> _Task description_
The answer must consist of every line in the records that contains the word "icon".

> _Entries shown_
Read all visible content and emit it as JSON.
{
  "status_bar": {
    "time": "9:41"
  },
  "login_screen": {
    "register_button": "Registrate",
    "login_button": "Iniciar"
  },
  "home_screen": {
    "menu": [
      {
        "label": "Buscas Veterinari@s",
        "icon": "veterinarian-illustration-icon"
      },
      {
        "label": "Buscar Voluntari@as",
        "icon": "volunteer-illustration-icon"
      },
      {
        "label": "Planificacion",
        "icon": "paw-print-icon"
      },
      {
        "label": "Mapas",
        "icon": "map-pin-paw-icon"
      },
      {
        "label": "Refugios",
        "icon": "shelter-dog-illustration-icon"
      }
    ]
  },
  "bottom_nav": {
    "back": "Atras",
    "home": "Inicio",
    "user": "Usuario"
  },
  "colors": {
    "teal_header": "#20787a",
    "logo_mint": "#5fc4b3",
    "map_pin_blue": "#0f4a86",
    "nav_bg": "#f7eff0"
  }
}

> _Reply_
        "icon": "veterinarian-illustration-icon"
        "icon": "volunteer-illustration-icon"
        "icon": "paw-print-icon"
        "icon": "map-pin-paw-icon"
        "icon": "shelter-dog-illustration-icon"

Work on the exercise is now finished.